‘No one remembers everything about someone,’ writes Hannah Sullivan in Three Poems, an ambitious debut collection of three long poems that map out the attempt to capture distinct memories rising from a mass of impressions. The book opens with ‘You, Very Young in New York’, a pulsing memoir of life in the city, where the narrator recalls her subject dutifully aiming at ‘The usual prescriptions, the usual assays on innocence:/I love you to the wrong person, I feel depressed’. Here, the movement from innocence to experience is not a sudden break; instead, the ‘huge lost innocence at which you aimed’
Recedes like long perspectives, like the sky
Square at the end of Fifth whitening at dawn
Unseen, as you watch the unlit cabs go by.
This first poem is sprawling in its coverage yet taut in its manner, its form switching between tercets, couplets and free verse in a challenging modernist style.

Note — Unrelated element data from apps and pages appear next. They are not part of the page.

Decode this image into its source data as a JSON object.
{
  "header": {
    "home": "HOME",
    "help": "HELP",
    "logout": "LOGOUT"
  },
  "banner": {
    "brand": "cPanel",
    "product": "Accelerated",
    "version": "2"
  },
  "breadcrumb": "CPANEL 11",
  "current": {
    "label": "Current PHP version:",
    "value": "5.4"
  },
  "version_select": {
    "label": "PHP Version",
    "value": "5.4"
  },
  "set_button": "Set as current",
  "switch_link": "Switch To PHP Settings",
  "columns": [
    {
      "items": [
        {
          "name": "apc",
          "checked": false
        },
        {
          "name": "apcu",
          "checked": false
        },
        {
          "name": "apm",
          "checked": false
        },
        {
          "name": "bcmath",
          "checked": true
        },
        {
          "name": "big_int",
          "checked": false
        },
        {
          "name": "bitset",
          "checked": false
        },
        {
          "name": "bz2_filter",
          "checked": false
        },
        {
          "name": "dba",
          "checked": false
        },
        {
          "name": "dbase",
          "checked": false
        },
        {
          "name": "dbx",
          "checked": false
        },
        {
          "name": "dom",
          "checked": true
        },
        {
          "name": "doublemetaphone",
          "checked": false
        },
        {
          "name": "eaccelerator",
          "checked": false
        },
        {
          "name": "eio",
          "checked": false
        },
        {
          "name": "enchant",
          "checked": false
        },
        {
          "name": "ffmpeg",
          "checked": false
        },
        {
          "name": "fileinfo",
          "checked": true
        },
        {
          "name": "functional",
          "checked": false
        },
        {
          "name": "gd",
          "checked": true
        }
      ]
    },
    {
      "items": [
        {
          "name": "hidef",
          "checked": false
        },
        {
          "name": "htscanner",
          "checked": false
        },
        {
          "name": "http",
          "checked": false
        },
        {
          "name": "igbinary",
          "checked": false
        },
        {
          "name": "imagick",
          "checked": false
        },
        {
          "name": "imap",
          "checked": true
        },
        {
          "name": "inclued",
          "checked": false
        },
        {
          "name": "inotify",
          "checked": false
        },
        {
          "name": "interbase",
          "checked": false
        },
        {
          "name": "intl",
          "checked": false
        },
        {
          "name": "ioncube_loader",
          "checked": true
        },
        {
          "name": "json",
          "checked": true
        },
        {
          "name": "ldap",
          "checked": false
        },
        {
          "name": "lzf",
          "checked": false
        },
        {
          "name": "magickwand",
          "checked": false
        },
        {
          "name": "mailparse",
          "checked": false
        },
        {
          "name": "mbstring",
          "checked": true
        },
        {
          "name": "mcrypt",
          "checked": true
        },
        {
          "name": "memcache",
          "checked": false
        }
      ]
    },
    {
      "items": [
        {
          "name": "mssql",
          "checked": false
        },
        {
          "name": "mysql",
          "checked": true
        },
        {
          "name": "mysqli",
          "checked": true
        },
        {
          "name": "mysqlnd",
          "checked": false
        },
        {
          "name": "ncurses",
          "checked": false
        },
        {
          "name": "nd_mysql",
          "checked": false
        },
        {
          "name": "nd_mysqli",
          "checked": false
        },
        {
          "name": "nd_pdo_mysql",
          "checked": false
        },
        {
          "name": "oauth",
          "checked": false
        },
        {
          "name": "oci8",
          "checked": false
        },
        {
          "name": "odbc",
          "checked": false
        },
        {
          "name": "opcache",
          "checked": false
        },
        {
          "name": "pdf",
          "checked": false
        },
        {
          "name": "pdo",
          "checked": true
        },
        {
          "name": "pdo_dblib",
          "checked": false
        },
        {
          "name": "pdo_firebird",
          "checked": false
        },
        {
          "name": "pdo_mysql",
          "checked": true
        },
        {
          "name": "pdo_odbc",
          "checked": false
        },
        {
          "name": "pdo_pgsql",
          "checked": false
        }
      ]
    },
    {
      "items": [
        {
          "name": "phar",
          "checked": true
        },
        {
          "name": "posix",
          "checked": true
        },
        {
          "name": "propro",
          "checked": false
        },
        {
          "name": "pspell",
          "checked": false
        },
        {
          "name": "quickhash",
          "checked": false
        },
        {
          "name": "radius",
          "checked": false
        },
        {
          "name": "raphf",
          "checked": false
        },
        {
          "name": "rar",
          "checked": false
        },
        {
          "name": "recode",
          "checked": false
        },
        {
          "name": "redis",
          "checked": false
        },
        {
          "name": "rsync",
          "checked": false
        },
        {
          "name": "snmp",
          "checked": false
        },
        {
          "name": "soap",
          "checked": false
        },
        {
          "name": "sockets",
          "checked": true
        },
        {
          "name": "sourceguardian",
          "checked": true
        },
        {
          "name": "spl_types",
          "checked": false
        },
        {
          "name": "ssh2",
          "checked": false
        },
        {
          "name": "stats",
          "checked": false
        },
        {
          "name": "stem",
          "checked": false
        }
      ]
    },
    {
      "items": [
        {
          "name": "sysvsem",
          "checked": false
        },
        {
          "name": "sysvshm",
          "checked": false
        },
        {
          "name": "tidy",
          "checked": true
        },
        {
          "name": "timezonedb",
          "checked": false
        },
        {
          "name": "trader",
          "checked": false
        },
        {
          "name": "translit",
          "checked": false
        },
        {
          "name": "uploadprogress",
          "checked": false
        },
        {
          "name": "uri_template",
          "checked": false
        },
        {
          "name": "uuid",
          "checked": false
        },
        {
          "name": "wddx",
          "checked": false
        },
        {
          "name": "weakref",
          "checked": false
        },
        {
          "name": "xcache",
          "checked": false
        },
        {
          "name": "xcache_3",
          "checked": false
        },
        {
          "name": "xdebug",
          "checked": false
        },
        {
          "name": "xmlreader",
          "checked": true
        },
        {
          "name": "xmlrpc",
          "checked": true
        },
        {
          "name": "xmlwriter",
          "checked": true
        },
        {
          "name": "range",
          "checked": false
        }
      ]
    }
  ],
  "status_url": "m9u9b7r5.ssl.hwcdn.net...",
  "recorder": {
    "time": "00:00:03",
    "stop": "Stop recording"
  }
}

The line between pleasure and pain is a very delicate one; for all the novelties that the city provides, there is